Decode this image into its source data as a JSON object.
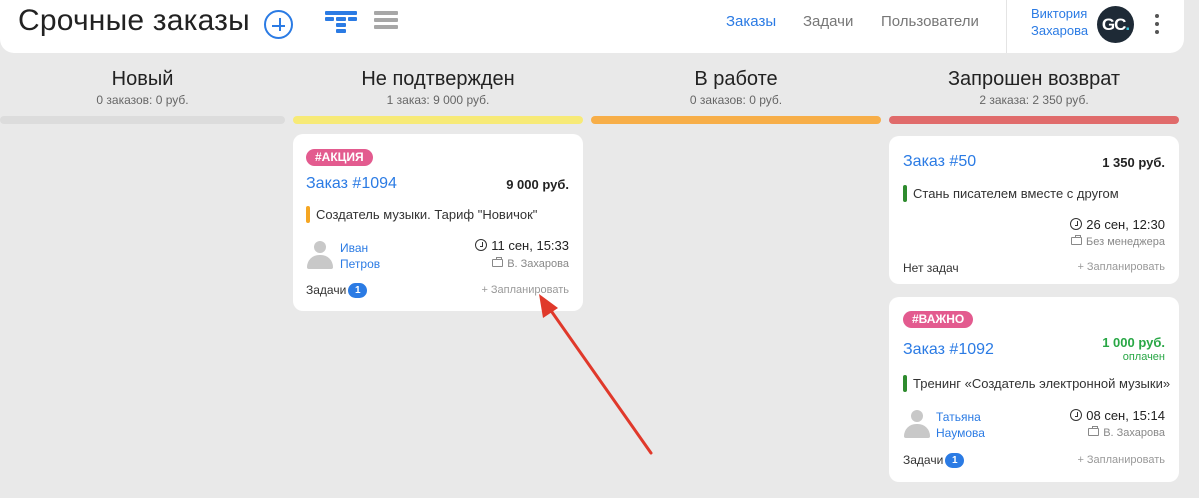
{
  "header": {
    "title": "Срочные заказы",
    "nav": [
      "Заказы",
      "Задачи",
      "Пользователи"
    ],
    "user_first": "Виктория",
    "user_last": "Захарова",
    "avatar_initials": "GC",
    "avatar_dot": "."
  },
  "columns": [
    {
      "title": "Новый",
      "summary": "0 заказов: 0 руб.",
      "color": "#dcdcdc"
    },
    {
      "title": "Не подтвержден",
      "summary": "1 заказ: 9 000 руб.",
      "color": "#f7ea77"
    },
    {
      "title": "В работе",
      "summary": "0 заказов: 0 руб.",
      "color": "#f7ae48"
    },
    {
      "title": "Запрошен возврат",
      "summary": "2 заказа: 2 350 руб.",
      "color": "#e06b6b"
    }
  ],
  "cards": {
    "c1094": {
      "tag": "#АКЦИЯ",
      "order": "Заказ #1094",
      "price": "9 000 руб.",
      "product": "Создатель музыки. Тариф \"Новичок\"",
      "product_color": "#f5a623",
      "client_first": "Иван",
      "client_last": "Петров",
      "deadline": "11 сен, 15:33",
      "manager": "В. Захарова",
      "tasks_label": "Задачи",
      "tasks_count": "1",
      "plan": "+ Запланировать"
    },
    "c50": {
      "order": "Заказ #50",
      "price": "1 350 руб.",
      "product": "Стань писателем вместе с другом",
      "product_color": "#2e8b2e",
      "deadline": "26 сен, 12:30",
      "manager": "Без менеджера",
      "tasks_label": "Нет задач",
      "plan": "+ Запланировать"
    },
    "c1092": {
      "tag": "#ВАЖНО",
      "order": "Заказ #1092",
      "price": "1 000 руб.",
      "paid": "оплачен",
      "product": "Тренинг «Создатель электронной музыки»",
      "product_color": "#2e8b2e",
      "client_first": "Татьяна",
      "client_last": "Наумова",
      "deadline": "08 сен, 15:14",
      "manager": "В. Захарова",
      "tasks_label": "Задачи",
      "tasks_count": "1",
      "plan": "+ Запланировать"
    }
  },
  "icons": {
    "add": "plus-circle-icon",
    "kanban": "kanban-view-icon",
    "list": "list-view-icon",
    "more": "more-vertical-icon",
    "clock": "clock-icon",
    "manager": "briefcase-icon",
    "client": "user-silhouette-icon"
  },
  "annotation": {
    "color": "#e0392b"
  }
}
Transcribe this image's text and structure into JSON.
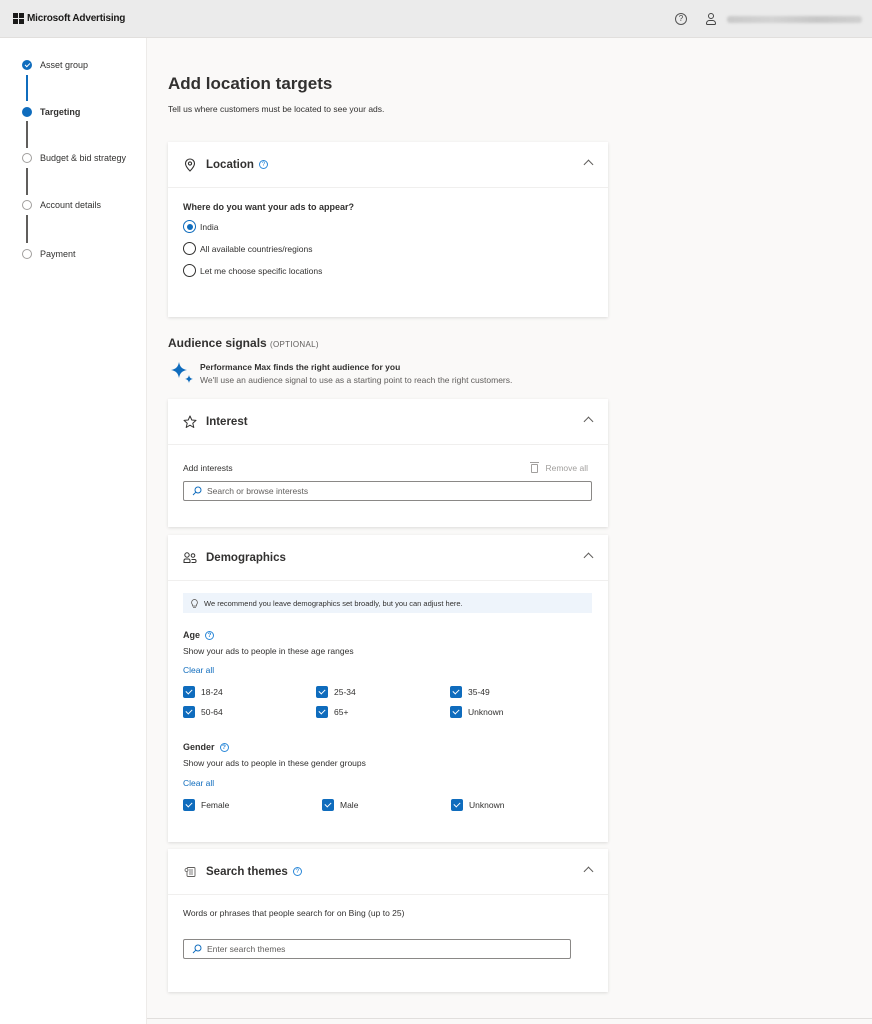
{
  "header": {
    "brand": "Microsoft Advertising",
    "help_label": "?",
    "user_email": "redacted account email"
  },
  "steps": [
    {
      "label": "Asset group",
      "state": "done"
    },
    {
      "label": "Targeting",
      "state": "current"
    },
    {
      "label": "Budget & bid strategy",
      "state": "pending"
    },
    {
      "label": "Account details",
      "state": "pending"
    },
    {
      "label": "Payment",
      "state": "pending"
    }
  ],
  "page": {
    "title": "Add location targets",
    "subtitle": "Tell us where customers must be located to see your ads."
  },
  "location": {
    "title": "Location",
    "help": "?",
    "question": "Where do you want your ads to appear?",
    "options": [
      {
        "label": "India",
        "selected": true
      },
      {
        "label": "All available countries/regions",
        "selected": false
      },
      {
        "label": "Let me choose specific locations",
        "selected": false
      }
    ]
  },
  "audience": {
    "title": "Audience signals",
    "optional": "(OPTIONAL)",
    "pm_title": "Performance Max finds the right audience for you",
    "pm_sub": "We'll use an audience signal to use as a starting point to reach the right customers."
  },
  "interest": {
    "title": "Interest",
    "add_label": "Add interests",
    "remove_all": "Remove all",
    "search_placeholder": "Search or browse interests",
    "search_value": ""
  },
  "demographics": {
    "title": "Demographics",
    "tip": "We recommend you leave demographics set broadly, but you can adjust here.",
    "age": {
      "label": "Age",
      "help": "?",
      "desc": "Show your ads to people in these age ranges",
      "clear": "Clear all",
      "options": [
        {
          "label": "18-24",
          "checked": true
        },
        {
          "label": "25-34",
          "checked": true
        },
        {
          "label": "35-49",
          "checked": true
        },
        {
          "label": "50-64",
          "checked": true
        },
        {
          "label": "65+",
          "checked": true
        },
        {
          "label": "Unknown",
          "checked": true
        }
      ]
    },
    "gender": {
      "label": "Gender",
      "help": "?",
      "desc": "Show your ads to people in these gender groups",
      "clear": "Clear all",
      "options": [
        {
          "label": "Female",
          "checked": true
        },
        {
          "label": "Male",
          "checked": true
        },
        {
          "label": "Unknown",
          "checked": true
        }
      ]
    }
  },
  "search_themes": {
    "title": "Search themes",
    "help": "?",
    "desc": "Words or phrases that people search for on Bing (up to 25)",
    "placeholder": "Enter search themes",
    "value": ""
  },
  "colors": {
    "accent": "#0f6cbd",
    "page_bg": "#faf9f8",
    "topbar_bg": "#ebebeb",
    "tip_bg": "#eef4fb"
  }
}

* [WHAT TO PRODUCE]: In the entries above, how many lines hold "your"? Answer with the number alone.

* [EXERCISE SOLUTION]: 4